§ Task goal:
For every line in the records below that holds "title", make a copy.
Start of Block
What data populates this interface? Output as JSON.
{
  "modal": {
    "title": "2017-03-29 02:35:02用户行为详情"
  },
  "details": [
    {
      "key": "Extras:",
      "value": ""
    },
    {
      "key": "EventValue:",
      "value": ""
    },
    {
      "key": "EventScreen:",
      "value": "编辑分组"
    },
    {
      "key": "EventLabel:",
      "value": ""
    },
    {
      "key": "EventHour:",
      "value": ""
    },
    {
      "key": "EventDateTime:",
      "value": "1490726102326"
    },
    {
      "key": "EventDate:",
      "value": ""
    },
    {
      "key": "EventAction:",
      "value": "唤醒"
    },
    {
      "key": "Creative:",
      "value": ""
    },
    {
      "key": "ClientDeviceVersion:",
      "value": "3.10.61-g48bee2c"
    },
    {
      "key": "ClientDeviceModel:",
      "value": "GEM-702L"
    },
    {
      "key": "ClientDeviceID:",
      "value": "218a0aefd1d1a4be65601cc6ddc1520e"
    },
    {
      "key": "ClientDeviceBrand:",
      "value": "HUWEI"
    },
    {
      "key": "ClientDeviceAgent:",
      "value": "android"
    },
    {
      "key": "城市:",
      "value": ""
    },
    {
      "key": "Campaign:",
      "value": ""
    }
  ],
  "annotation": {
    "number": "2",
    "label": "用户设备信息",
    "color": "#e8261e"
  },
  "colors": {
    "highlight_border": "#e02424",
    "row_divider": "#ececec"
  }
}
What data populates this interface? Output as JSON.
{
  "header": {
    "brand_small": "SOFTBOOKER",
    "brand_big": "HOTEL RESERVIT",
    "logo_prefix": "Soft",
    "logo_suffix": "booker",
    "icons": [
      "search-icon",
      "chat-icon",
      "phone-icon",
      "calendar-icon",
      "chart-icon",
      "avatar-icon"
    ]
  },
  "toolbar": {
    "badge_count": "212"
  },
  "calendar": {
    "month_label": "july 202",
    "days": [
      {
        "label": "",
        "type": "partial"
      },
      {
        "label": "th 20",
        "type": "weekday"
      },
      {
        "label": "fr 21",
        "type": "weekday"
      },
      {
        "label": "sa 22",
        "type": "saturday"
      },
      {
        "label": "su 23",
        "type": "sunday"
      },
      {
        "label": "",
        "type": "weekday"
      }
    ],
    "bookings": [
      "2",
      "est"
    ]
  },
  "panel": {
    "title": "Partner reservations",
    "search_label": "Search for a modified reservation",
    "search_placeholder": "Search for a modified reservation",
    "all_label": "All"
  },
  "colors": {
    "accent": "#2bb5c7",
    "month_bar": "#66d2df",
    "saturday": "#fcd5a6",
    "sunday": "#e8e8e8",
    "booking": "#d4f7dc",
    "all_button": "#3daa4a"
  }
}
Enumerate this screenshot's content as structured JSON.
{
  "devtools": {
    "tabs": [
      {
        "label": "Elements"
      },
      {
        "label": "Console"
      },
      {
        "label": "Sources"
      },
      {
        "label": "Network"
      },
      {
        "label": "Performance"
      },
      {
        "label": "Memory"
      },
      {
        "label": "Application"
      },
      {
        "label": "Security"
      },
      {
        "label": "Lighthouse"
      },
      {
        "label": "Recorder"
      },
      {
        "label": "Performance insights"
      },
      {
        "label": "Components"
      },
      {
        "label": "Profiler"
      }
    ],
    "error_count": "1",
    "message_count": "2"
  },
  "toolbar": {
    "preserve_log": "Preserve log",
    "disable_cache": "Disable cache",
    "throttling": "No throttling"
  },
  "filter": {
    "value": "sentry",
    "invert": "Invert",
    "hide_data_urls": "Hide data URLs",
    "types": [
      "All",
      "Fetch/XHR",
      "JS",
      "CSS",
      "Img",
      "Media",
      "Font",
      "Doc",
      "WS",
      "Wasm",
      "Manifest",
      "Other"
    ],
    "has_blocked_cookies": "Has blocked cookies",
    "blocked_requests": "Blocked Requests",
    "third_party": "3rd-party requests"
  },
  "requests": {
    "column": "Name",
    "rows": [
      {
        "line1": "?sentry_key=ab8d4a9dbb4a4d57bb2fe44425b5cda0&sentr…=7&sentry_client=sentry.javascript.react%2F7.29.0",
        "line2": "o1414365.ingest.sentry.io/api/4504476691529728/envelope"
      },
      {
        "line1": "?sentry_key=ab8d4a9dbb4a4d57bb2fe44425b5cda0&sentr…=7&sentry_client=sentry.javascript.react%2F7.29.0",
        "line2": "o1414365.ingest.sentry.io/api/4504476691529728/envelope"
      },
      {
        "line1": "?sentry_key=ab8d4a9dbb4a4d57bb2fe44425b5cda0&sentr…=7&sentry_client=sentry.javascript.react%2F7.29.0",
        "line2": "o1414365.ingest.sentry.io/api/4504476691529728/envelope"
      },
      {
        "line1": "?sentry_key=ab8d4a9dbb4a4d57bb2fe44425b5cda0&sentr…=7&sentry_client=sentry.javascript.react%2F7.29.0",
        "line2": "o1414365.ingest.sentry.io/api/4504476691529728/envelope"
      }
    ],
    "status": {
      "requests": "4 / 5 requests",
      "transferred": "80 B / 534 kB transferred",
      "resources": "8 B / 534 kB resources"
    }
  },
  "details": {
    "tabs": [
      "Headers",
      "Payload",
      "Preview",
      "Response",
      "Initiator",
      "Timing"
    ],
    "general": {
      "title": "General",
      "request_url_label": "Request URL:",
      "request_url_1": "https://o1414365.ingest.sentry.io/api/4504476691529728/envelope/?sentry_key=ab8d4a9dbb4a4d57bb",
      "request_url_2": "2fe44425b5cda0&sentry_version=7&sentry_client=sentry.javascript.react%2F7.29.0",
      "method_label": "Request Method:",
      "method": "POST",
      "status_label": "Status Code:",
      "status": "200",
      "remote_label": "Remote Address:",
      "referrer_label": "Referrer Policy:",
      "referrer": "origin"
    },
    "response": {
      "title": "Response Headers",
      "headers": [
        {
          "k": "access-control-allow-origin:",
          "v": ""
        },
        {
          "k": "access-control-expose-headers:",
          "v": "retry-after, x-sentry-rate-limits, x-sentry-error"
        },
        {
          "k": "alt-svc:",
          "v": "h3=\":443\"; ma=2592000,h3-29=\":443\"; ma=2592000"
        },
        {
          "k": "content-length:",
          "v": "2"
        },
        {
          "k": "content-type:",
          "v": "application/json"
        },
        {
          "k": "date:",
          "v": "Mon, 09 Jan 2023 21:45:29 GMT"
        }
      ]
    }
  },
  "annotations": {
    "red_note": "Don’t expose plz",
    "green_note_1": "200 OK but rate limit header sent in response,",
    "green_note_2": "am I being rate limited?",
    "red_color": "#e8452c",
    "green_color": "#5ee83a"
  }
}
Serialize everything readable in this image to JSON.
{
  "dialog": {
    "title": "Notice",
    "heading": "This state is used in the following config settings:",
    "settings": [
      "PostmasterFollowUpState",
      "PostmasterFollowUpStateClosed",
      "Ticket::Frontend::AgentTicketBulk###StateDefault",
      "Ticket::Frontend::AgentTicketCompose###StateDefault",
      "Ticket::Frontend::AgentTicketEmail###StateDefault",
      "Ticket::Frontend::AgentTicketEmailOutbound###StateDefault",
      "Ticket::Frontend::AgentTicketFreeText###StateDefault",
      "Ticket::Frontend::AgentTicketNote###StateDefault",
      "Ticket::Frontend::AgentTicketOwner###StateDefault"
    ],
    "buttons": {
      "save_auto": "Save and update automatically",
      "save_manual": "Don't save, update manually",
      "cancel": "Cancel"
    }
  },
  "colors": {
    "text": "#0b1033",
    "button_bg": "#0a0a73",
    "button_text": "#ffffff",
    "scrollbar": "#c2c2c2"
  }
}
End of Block
§ Task response:
    "title": "2017-03-29 02:35:02用户行为详情"
    "title": "Partner reservations",
      "title": "General",
      "title": "Response Headers",
    "title": "Notice",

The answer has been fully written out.